◆ Work to be completed ◆
Search the records for the word "icon" and copy every line in which it occurs.

Website and app data records
* * * * * * * * *
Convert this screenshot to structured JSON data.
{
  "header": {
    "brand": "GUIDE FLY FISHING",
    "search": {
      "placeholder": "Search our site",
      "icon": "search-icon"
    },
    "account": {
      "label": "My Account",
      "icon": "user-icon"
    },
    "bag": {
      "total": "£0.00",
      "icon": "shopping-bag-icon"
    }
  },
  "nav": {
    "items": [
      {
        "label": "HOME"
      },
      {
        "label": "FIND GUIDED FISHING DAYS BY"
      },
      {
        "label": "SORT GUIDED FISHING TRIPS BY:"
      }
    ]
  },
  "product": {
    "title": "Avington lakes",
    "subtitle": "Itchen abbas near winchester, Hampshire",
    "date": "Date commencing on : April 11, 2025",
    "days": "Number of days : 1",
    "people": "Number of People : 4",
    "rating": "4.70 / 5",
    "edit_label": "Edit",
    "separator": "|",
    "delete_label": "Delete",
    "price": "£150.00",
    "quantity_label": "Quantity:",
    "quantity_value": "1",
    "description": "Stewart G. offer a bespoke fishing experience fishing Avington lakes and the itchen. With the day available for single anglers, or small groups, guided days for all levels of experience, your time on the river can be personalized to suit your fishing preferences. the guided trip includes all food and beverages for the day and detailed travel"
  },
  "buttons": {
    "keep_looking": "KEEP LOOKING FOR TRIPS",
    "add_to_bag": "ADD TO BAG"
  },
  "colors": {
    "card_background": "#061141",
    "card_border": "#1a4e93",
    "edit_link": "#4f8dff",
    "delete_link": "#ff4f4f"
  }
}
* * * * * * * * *
◆ Final answer ◆
      "icon": "search-icon"
      "icon": "user-icon"
      "icon": "shopping-bag-icon"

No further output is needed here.